When it comes to dealing with stress or trauma, a coping mechanism helps maintain emotional wellness. And in a post-pandemic world where mental health is at the forefront, WILLOW’s <COPINGMECHANISM> is a timely and transparent body of work. Originally slated to release late September, WILLOW’s fifth studio album recently arrived with rock-fueled energy. The half an hour whirlwind features 11 songs, including a collaboration with experimentalist Yves Tumor. <COPINGMECHANISM> is wholly impressive with screamo vocals and pithy lyrics. 

“I wanted to go for rock. I didn’t want to go for pop punk. I didn’t want to go for what’s necessarily popular right now,” WILLOW told Billboard in an interview earlier this year. “I wanted to go for the heart of rock music, which to me is a deep outcry — maybe about pain, maybe about joy.” Interestingly, the album’s artwork is a depiction of an electric guitar smashed into a television screen. Perhaps indicating both self-expression and musical evolution. 

Read more: WILLOW talks about her influences, working with Avril Lavigne and more

WILLOW began releasing music in 2010, at the age of 9, with her bubblegum pop single “Whip My Hair.” After a hit record and a musical hiatus, the former tween idol experimented instrumentally during her adolescent years. WILLOW delivered her full-length debut Ardipithecus in 2015, her sophomore album The 1st in 2017 and her self-titled LP in 2019. Ultimately, making a solo comeback in 2021 with her fourth studio album lately I Feel EVERYTHING. The pop-punk release, which pays homage to 2000s punk bands like blink-182, was a venturesome transition. Before lately I feel EVERYTHING, WILLOW’s sound ranged from alt-R&B and neo-soul to experimental pop and psychedelic-folk.

On <COPINGMECHANISM>, the 21-year-old parts ways with her pop-punk era and unleashes the bonafide rock star within. The coming-of-age album is obviously grittier and more mature than her past work, with inspiration from Evanescence, Paramore, Crowbar and Queen. WILLOW tackles common themes like love, heartbreak, healing and isolation. “There's no time for fight-or-flight/Think I'm gonna freeze, no peace in my head,” she reveals on “WHY?” Sonically, WILLOW manages to capture a nostalgic feel and progressive sound throughout the album.
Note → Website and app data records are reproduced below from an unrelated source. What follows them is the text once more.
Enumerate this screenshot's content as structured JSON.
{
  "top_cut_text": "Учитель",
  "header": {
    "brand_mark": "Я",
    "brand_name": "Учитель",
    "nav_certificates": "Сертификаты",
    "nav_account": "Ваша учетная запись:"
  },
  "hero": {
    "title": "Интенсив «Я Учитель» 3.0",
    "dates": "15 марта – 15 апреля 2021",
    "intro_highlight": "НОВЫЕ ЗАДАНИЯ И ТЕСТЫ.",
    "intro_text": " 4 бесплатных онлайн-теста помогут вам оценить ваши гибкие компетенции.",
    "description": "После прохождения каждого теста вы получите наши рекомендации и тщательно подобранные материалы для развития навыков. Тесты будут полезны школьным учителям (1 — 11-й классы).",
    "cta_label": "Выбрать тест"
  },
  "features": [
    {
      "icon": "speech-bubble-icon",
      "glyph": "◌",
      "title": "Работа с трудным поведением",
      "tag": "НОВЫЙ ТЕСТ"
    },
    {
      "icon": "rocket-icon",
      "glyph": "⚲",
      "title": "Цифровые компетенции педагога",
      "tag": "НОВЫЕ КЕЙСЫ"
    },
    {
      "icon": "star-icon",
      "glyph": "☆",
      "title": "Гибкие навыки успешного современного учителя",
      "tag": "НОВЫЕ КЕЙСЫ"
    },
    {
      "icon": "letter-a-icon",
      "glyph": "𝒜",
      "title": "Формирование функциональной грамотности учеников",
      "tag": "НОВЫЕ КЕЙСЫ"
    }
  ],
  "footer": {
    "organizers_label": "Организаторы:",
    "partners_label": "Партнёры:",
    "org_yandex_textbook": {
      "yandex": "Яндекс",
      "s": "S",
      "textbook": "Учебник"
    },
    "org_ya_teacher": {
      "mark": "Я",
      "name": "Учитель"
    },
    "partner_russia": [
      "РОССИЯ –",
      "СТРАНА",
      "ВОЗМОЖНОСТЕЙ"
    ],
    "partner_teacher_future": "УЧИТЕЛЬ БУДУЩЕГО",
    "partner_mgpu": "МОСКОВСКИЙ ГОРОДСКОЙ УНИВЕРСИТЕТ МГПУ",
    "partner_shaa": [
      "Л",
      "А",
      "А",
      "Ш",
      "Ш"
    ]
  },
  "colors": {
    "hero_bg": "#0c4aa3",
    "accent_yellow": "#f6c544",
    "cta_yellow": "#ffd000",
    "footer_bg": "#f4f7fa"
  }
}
Lyrically, she connects with listeners and herself simultaneously, almost like a form of melodic self-help. “Because life doesn't choose either side/Win or lose, right or wrong/It's a battle that's all in your mind/You better open wide,” WILLOW advises on “curious/furious.”

The album’s opener “maybe it’s my fault” kicks off the project on an upbeat note. Unexpectedly, the tempo changes toward the second half with the breakup anthem “Split.” And the heavy-hitting closer “BATSHIT!” reverts the album back to its metal-inspired roots. Climactic tracks include the emotive bop “Falling Endlessly” and the self-explained ode to womanhood “hover like a GODDESS.” What makes those particular songs noteworthy are the catchy and bouncy life lessons intertwined with epic guitar riffs. Truthfully, even if you aren't a Gen Z-er dealing with the ups and downs of life, the album has the power to rekindle the vulnerability and awkwardness of young adulthood.  

As the offspring of famed actors Will Smith and Jada Pinkett Smith, and the younger sibling of multi-hyphenate Jaden Smith, WILLOW’s raw talent outshines the nepotism hearsay. Although <COPINGMECHANISM> isn't entirely original content-wise, there’s a newfound level of confidence on this project. Like her mother, the frontwoman of 2000s nü-metal band Wicked Wisdom, WILLOW is a pioneer at a time when young Black women in rock are a rarity.